The immediate problem before the student is whether he shall emphasize the edges of his object, with the result that he loses the effect of roundness, the object appearing as if cut out of card, or whether he shall concentrate on the volume of the object by blurring his edges. The primitive Italians and Netherlandish painters adopted the earlier method, and we see their work to be essentially flat in spite of much pains taken to model the form. Leonardo da Vinci, and those who followed him, have chosen to accentuate the roundness by blurring the contours. If the Venus of Velasquez in the National Gallery be examined, it will be seen that the contour of the cheek and shoulder has been brushed to and fro so that the edge is almost lost. Sir Joshua Reynolds often made edges wonderfully enveloped.
Early portraits (three-quarter view), however, show the hard edge of the further cheek ; consequently the nose, weakened by contrast, appears pressed against the face. If the contour of the cheek be covered by the hand, the nose at once relieves or comes forward.
Holbein's lines are hard because he was drawing with the definite purpose of providing himself with exact contours from which to paint. His drawn portraits were to be translated into painted ones, and he wanted exact form. The Windsor Holbeins show the contours marked by tracing on to the canvas.

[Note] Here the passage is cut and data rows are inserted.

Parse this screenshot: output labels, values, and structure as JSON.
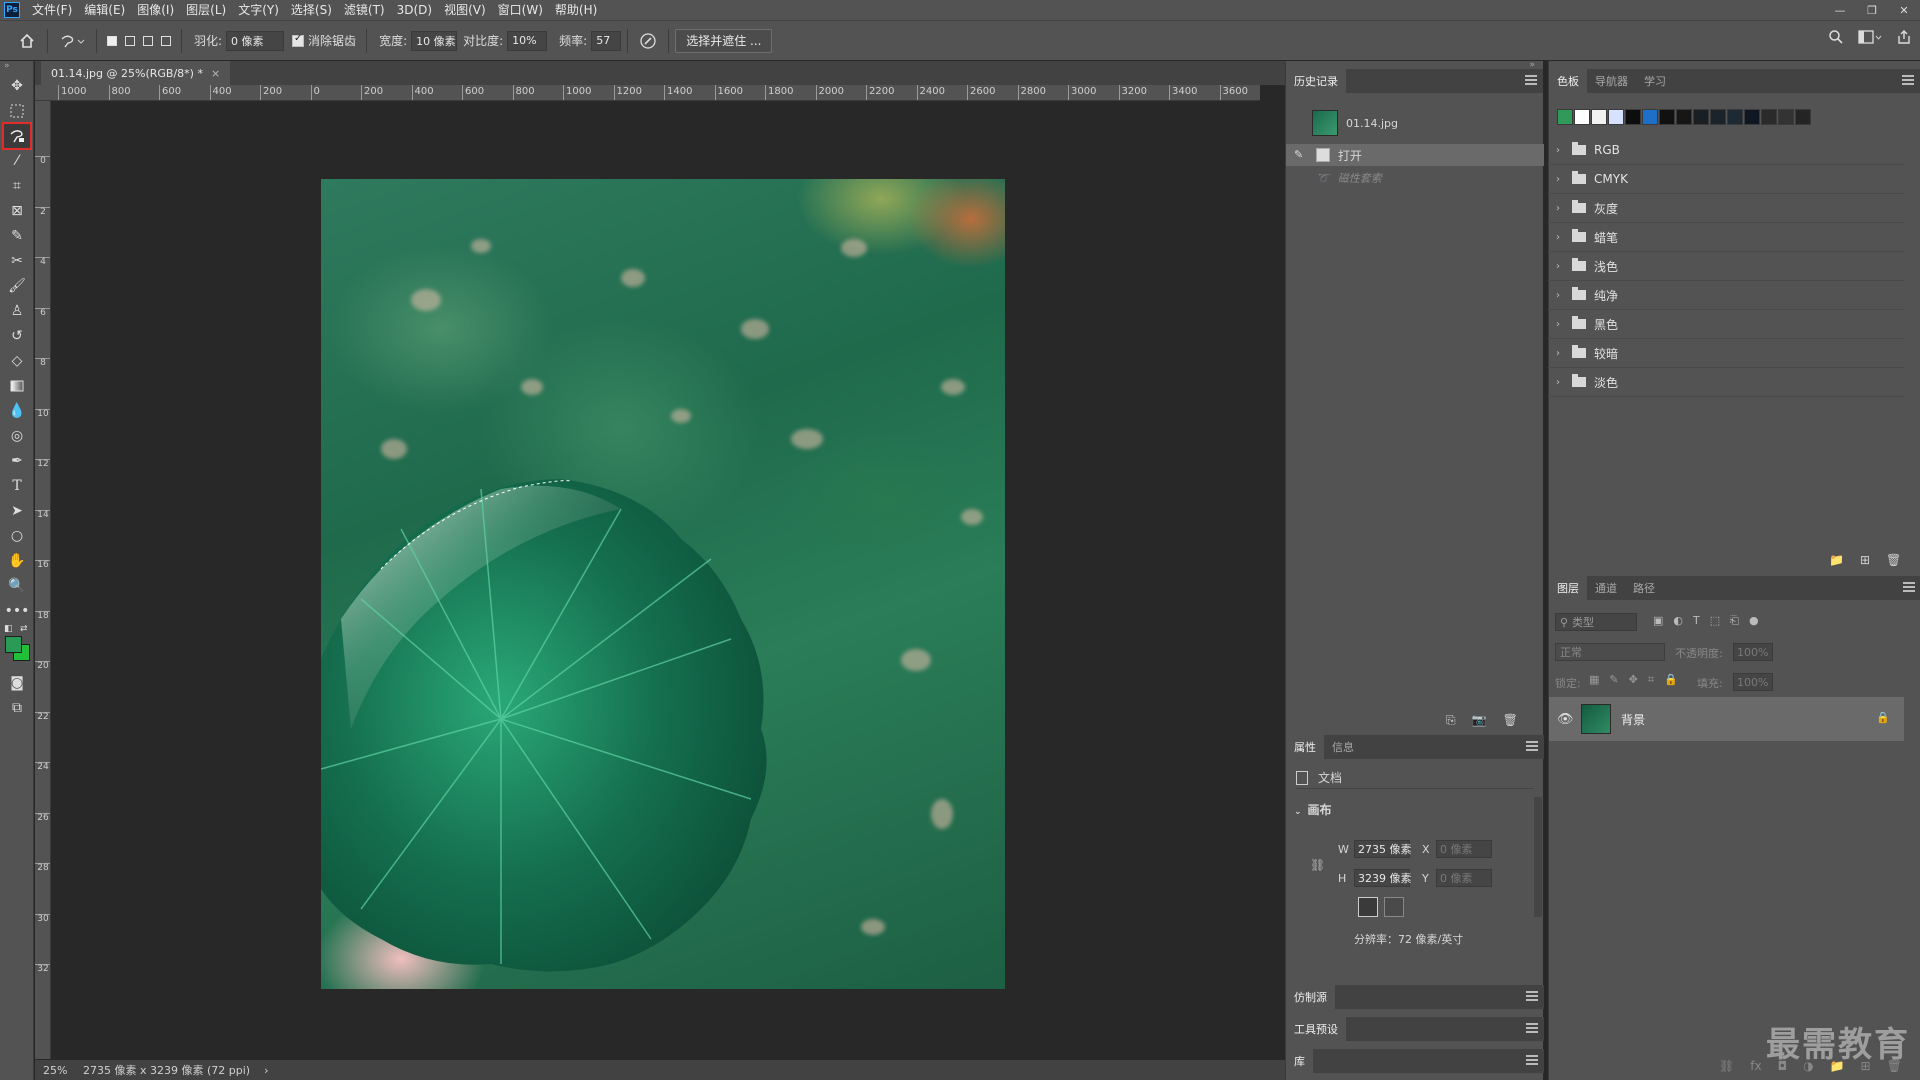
{
  "menubar": {
    "logo": "Ps",
    "items": [
      "文件(F)",
      "编辑(E)",
      "图像(I)",
      "图层(L)",
      "文字(Y)",
      "选择(S)",
      "滤镜(T)",
      "3D(D)",
      "视图(V)",
      "窗口(W)",
      "帮助(H)"
    ]
  },
  "window_controls": {
    "minimize": "—",
    "restore": "❐",
    "close": "✕"
  },
  "options": {
    "feather_label": "羽化:",
    "feather_value": "0 像素",
    "antialias_label": "消除锯齿",
    "width_label": "宽度:",
    "width_value": "10 像素",
    "contrast_label": "对比度:",
    "contrast_value": "10%",
    "frequency_label": "频率:",
    "frequency_value": "57",
    "select_mask_button": "选择并遮住 ..."
  },
  "document": {
    "tab_title": "01.14.jpg @ 25%(RGB/8*) *",
    "tab_close": "×"
  },
  "hruler_labels": [
    "1000",
    "800",
    "600",
    "400",
    "200",
    "0",
    "200",
    "400",
    "600",
    "800",
    "1000",
    "1200",
    "1400",
    "1600",
    "1800",
    "2000",
    "2200",
    "2400",
    "2600",
    "2800",
    "3000",
    "3200",
    "3400",
    "3600"
  ],
  "vruler_labels": [
    "0",
    "2",
    "4",
    "6",
    "8",
    "10",
    "12",
    "14",
    "16",
    "18",
    "20",
    "22",
    "24",
    "26",
    "28",
    "30",
    "32"
  ],
  "history": {
    "tab": "历史记录",
    "snapshot_name": "01.14.jpg",
    "steps": [
      {
        "label": "打开"
      },
      {
        "label": "磁性套索"
      }
    ]
  },
  "properties": {
    "tabs": [
      "属性",
      "信息"
    ],
    "doc_label": "文档",
    "canvas_section": "画布",
    "w_label": "W",
    "w_value": "2735 像素",
    "h_label": "H",
    "h_value": "3239 像素",
    "x_label": "X",
    "x_value": "0 像素",
    "y_label": "Y",
    "y_value": "0 像素",
    "resolution": "分辨率：72 像素/英寸"
  },
  "collapsed_panels": [
    "仿制源",
    "工具预设",
    "库"
  ],
  "swatches_panel": {
    "tabs": [
      "色板",
      "导航器",
      "学习"
    ],
    "colors": [
      "#2f9a5a",
      "#ffffff",
      "#f2f2f2",
      "#d6e2ff",
      "#0d0d0d",
      "#1e6fc8",
      "#111111",
      "#161616",
      "#1a1f24",
      "#1b232b",
      "#1e2a33",
      "#0f1822",
      "#2a2a2a",
      "#333333",
      "#242424"
    ],
    "folders": [
      "RGB",
      "CMYK",
      "灰度",
      "蜡笔",
      "浅色",
      "纯净",
      "黑色",
      "较暗",
      "淡色"
    ]
  },
  "layers_panel": {
    "tabs": [
      "图层",
      "通道",
      "路径"
    ],
    "search_placeholder": "类型",
    "blend_mode": "正常",
    "opacity_label": "不透明度:",
    "opacity_value": "100%",
    "lock_label": "锁定:",
    "fill_label": "填充:",
    "fill_value": "100%",
    "layer_name": "背景"
  },
  "status": {
    "zoom": "25%",
    "doc_info": "2735 像素 x 3239 像素 (72 ppi)",
    "arrow": "›"
  },
  "watermark": "最需教育",
  "colors": {
    "foreground": "#2a9b57",
    "background": "#21c03a",
    "selected_tool_outline": "#e02c2c"
  }
}
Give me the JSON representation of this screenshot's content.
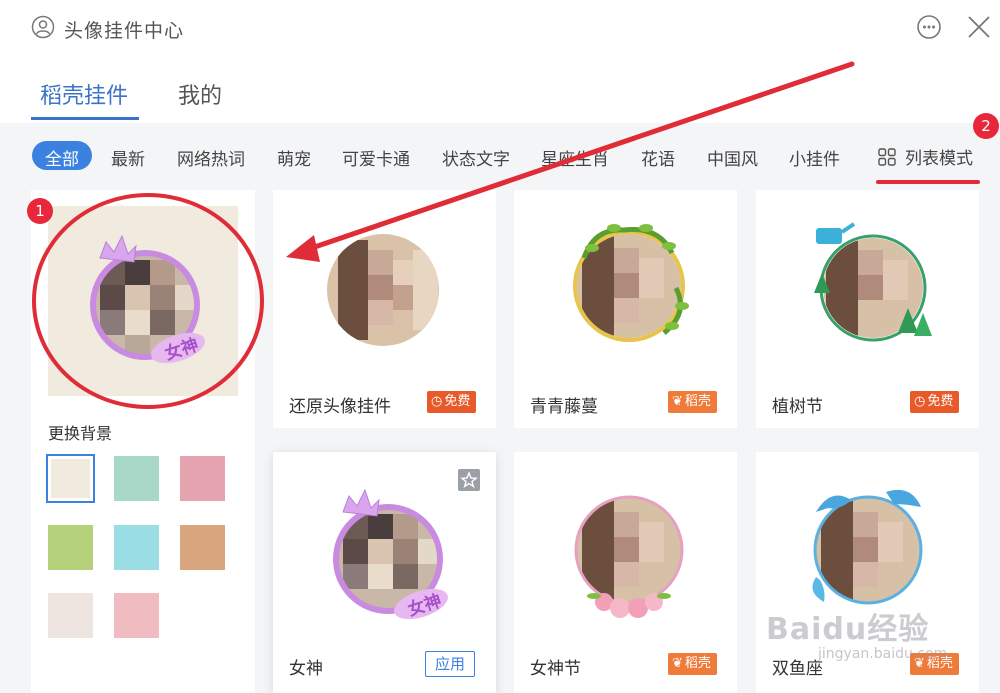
{
  "header": {
    "title": "头像挂件中心",
    "tabs": [
      {
        "label": "稻壳挂件",
        "active": true
      },
      {
        "label": "我的",
        "active": false
      }
    ]
  },
  "categories": [
    "全部",
    "最新",
    "网络热词",
    "萌宠",
    "可爱卡通",
    "状态文字",
    "星座生肖",
    "花语",
    "中国风",
    "小挂件"
  ],
  "active_category": "全部",
  "list_mode_label": "列表模式",
  "annotations": {
    "badge1": "1",
    "badge2": "2"
  },
  "left_panel": {
    "preview_text": "女神",
    "background_label": "更换背景",
    "swatches": [
      "#f0ebde",
      "#a8d8c8",
      "#e6a3b0",
      "#b6d17c",
      "#9bdde5",
      "#d9a57e",
      "#efe5e0",
      "#eebcc1"
    ]
  },
  "cards": [
    {
      "label": "还原头像挂件",
      "tag": "免费",
      "tag_type": "free",
      "frame": "none"
    },
    {
      "label": "青青藤蔓",
      "tag": "稻壳",
      "tag_type": "shell",
      "frame": "vine"
    },
    {
      "label": "植树节",
      "tag": "免费",
      "tag_type": "free",
      "frame": "tree"
    },
    {
      "label": "女神",
      "button": "应用",
      "frame": "goddess"
    },
    {
      "label": "女神节",
      "tag": "稻壳",
      "tag_type": "shell",
      "frame": "flower"
    },
    {
      "label": "双鱼座",
      "tag": "稻壳",
      "tag_type": "shell",
      "frame": "fish"
    }
  ],
  "watermark": {
    "brand": "Baidu经验",
    "url": "jingyan.baidu.com"
  },
  "colors": {
    "accent": "#3b82e0",
    "annotation_red": "#e8283a",
    "tag_orange": "#ef7b3a"
  }
}
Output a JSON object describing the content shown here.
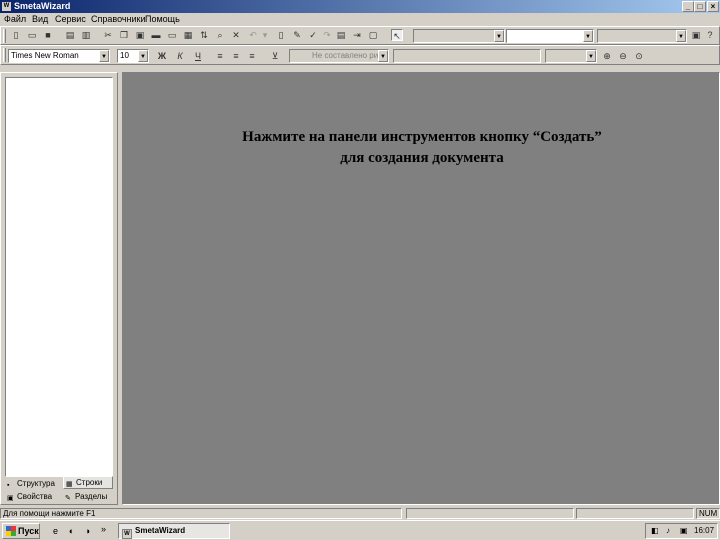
{
  "window": {
    "title": "SmetaWizard",
    "icon_label": "W",
    "minimize_label": "_",
    "maximize_label": "□",
    "close_label": "×"
  },
  "menu": {
    "items": [
      {
        "label": "Файл"
      },
      {
        "label": "Вид"
      },
      {
        "label": "Сервис"
      },
      {
        "label": "Справочники"
      },
      {
        "label": "Помощь"
      }
    ]
  },
  "format_toolbar": {
    "font_value": "Times New Roman",
    "size_value": "10",
    "bold_label": "Ж",
    "italic_label": "К",
    "underline_label": "Ч",
    "style_value": "Не составлено рис"
  },
  "icons": {
    "new": "new-icon",
    "open": "open-icon",
    "save": "save-icon",
    "print": "print-icon",
    "cut": "cut-icon",
    "copy": "copy-icon",
    "paste": "paste-icon",
    "undo": "undo-icon",
    "redo": "redo-icon",
    "zoom_in": "zoom-in-icon",
    "zoom_out": "zoom-out-icon"
  },
  "left_panel": {
    "tabs": [
      {
        "label": "Структура"
      },
      {
        "label": "Строки"
      },
      {
        "label": "Свойства"
      },
      {
        "label": "Разделы"
      }
    ]
  },
  "main": {
    "message_line1": "Нажмите на панели инструментов кнопку “Создать”",
    "message_line2": "для создания документа",
    "background_color": "#808080"
  },
  "status_bar": {
    "help_text": "Для помощи нажмите F1",
    "mode": "NUM"
  },
  "taskbar": {
    "start_label": "Пуск",
    "task_label": "SmetaWizard",
    "chevron": "»",
    "clock": "16:07"
  }
}
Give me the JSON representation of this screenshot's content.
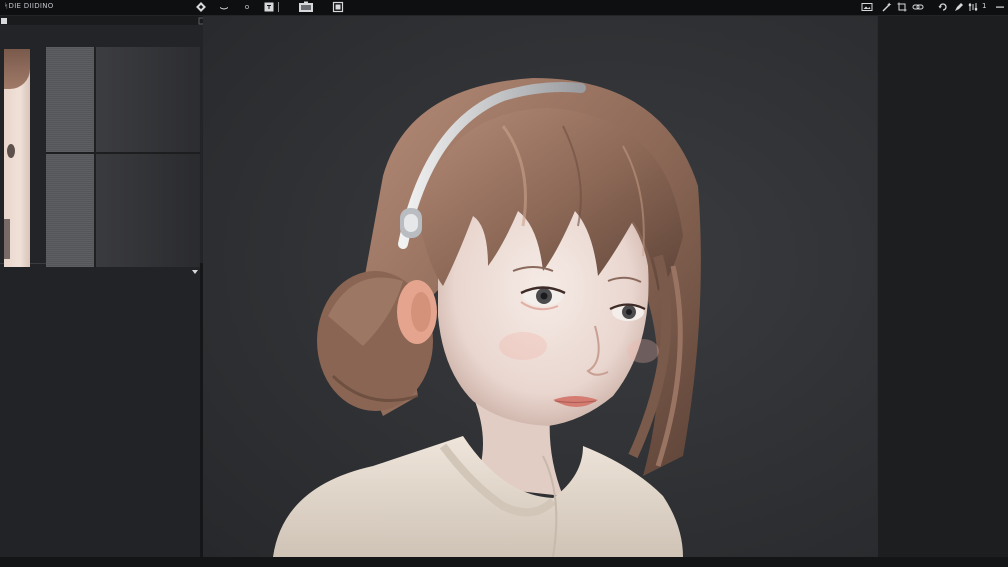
{
  "app": {
    "title": "ᛋDIE DIIDINO"
  },
  "toolbar": {
    "left_tools": [
      "diamond-tool-icon",
      "brush-icon",
      "dot-icon",
      "frame-icon",
      "separator",
      "film-icon",
      "layers-icon"
    ],
    "right_tools": [
      "image-icon",
      "wand-icon",
      "crop-icon",
      "link-icon",
      "undo-icon",
      "pen-icon",
      "levels-icon",
      "more-icon"
    ],
    "right_label": "1"
  },
  "canvas": {
    "image": "portrait-girl-headband",
    "background_color": "#2f3134",
    "hair_color": "#8f6a58",
    "sweater_color": "#e6dacd"
  }
}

The moral of all this seems to be that success in modelling form does not depend on keen eyesight. Extreme keenness of sight is often a disadvantage to young students, and not always taken into consideration by teachers, whose sight is losing its first sharpness. We see the result of powerful sight in Holman Hunt's pictures. Doubtless he saw like that, for he could distinguish the moons of Jupiter with the naked eye.
FIG. 18 shows that the contour of a figure need not consist in an unvarying line such as is produced by a piece of wire. It should be noted that the expressiveness of the line is conditioned by the way the light falls on the contours. Students wishing to give variety and interest to their outline often accentuate it in an arbitrary way, especially where bony forms crop up, without reference to the lighting. But natural lighting will give this emphasis more truly than any invented and artificial method.
Judged by this standard many careful and well constructed drawings are yet mere diagrams, because the variety of the edge is disregarded. This is seen, too, in cases as mentioned above where the contours of two forms both in light, overlap, the nearer contour being- delicate and perhaps scarcely visible. These delicate, sharp-edged contours demand the most refined handling..
Fig. 25 -- A composition by Guercino. The lines of the monk's gown rise upwards, flow along the arm and down the forms of the recipients, with a beautiful feeling for movement and rhythm. See chapter on " Related Figures." [British Museum].
Fig. 25a -- A drawing made with charcoal on Michallet. An example of variety of edge treatment.
Appreciation of variety of edge may be stimulated by consideration of the dogma that "the opposite contours. of an object vary in emphasis." The fault generally consists in drawing the contours say of a limb with line& of the same strength. Observation will show that they. vary. Further, if two contours come together so that a Y shape occurs, the three arms of the Y are never of equal' strength ; the line of emphasis will ignore one arm, other-- wise the eye would be pinned down to the meeting point of the three lines. These irregular Y's, of course, occur at many points in any pose, as armpit, neck and shoulder, ankle, and various creasings and overlappings.